Transport, food industries feel ripple effect from sharp fuel hike 

Thursday, 26 May 2022 03:28 -     - {{hitsCtrl.values.hits}}

  • Container Transport Owners’ Association increases rates by 35%
  • National Transport Commission approves to increase both State and private bus fares by 19.5%
  • Minimum bus ticket up from Rs. 27 to Rs. 32, maximum fare up from Rs. 2,022 to Rs. 2,417
  • Private Bus Owners’ Association says number of harassment complaints received from commuters 
  • Call on conductors and drivers not to be harsh on commuters with change money 
  • Threaten transport authorities to introduce card system or they will increase prices again in July
  • Three-wheel union hikes fare from Rs. 80 to Rs. 100 in Western Province, in outskirts to Rs. 120
  • All Island Canteen Owners’ Association hikes prices by 10%

By Charumini de Silva

In a cascading effect of the sharp fuel hike announced on Tuesday, transport sector and food industries announced upward price adjustments across the board.

Buses, three-wheels, container and canteen associations announced the inevitable price hikes. 

Following the Cabinet nod to revise transportation and other service charges, the National Transport Commission (NTC) also announced that bus fares were increased by 19.5% from last night. 

Accordingly, the minimum bus fare was increased from Rs. 27 to Rs. 32, whilst the maximum fare is up from Rs. 2022 to Rs. 2,417. In parallel to the price revision, semi luxury, luxury bus fares were also increased.

“The revision was made in line with the fuel price hike, as stipulated in the National Transport Policy,” Lanka Private Bus Owners Association President Gemunu Wijeratne told the Daily FT, adding that they hope that the Government will introduce concessions for bus fares and to reduce prices within a month.

“We are also part of the community.
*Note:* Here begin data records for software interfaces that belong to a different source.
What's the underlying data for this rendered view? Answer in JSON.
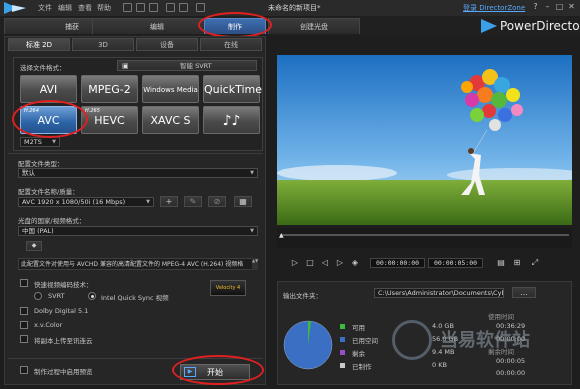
{
  "titlebar": {
    "menu": [
      "文件",
      "编辑",
      "查看",
      "帮助"
    ],
    "project_name": "未命名的新项目*",
    "login": "登录 DirectorZone",
    "window_controls": [
      "?",
      "–",
      "□",
      "✕"
    ]
  },
  "main_tabs": [
    "捕获",
    "编辑",
    "制作",
    "创建光盘"
  ],
  "active_main_tab": "制作",
  "brand": "PowerDirector",
  "sub_tabs": [
    "标准 2D",
    "3D",
    "设备",
    "在线"
  ],
  "format": {
    "section_label": "选择文件格式：",
    "svrt_label": "智能 SVRT",
    "buttons": [
      {
        "label": "AVI",
        "sup": ""
      },
      {
        "label": "MPEG-2",
        "sup": ""
      },
      {
        "label": "Windows Media",
        "sup": ""
      },
      {
        "label": "QuickTime",
        "sup": ""
      },
      {
        "label": "AVC",
        "sup": "H.264"
      },
      {
        "label": "HEVC",
        "sup": "H.265"
      },
      {
        "label": "XAVC S",
        "sup": ""
      },
      {
        "label": "♪♪",
        "sup": ""
      }
    ],
    "selected": "AVC",
    "container_value": "M2TS"
  },
  "profile_type": {
    "label": "配置文件类型：",
    "value": "默认"
  },
  "profile_name": {
    "label": "配置文件名称/质量：",
    "value": "AVC 1920 x 1080/50i (16 Mbps)"
  },
  "region": {
    "label": "光盘的国家/视频格式：",
    "value": "中国 (PAL)"
  },
  "description": "此配置文件对使用与 AVCHD 兼容的高清配置文件的 MPEG-4 AVC (H.264) 视频格",
  "options": {
    "fast_render": "快速视频编码技术：",
    "svrt": "SVRT",
    "intel": "Intel Quick Sync 视频",
    "dolby": "Dolby Digital 5.1",
    "xvcolor": "x.v.Color",
    "upload": "将副本上传至讯连云",
    "preview": "制作过程中启用预览",
    "velocity_badge": "Velocity 4"
  },
  "start_button": "开始",
  "playback": {
    "current_time": "00:00:00:00",
    "total_time": "00:00:05:00"
  },
  "output": {
    "folder_label": "输出文件夹：",
    "folder_path": "C:\\Users\\Administrator\\Documents\\CyberL",
    "browse": "...",
    "legend": [
      {
        "label": "可用",
        "value": "4.0 GB",
        "color": "#3dbb3d"
      },
      {
        "label": "已用空间",
        "value": "56.0 GB",
        "color": "#3a6fc4"
      },
      {
        "label": "剩余",
        "value": "9.4 MB",
        "color": "#9a4fc8"
      },
      {
        "label": "已制作",
        "value": "0 KB",
        "color": "#c9c9c9"
      }
    ],
    "time_headers": [
      "使用时间",
      "剩余时间"
    ],
    "times": [
      "00:36:29",
      "00:00:00",
      "00:00:05",
      "00:00:00"
    ]
  },
  "watermark": "当易软件站"
}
We cannot increase the price like this. The public cannot bear this anymore. There are a few initiatives that have been proposed towards providing commuters some relief,” he added.

Wijeratne also said that he had received a number of complaints on charging extra from commuters.

“I urge the bus conductors and drivers not to be unfair by the public in charging fares, whilst also requesting commuters to always keep change,” he said.

He claimed that bus conductors and drivers were earning more than a doctor today, as they share the profit after daily operations.

“We have been requesting the transport authorities to introduce a card system which is beneficial and transparent to the commuters, bus owners – but the requests were ignored. However, once the G.C.E. Examination is over, if authorities will not introduce a transparent mechanism, we will definitely go for another price revision in July,” Wijeratne stressed.

All Island Three-Wheeler Drivers and Owners Association (AITWDOA) has decided to increase the fare for the first kilometre to Rs. 100 within Western Province, whilst it will be Rs. 120 in outskirts. 

“A decision was reached to increase the fare of the first kilometre to from Rs. 80 to Rs. 100 with effect from Tuesday, while Rs. 80 will be charged for each kilometre thereafter in the Western Province. Rates outside Western province will start from Rs. 120 and Rs. 80 per kilometre from thereafter,” AITWDOA Media and Propaganda Secretary Kapila Galapitage said.

He justified the higher fare in the outskirts, especially in hilly areas where the fuel consumption is more.

Galapitage argued whether the price hikes and shortages were the concession this Government promised to grant the public. “Our members are desperately waiting in long queues for days amidst heavy showers and in scorching sun part of the day and then do the hires to provide for their families,” he said, adding that nearly one million families are dependent on their daily income earned from three-wheel hires.

The All Island United Container Transport Owners’ Association (AIUCTOA) also announced that freight container transportation charges were increased by 35%.

The All Island Canteen Owners’ Association (AICOA) increased prices 10% across the board. 

“In view of the transportation cost involved in sourcing ingredients including flour, vegetables, poultry, dairy, eggs and fish the price hike was inevitable,” AICOA President Asela Sampath told the Daily FT.

He said two months ago people used to buy a good portion of rice and curry with a choice of their protein for around Rs. 150 but now, it has increased to Rs. 350 and more. 

Sampath said the decision to increase prices by just 10% was reached considering the half a million people directly and indirectly dependent on the industry.

“The industry must be protected from collapsing. Our stakeholders are represented in street-level eateries to the public and private sector canteens,” he explained, adding that weakening economic conditions have also impacted its related industries severely, where 50% of them have closed down already.

The AICOA President said the rising costs were also adding on to the wages of their staff and because many businesses could not cope with it, the majority of those cooks have shifted to the construction industry as labourers.

“It is said that not only our business is deteriorating, but also the purchasing power of people and their health. After all, we are also part of this community,” he pointed out.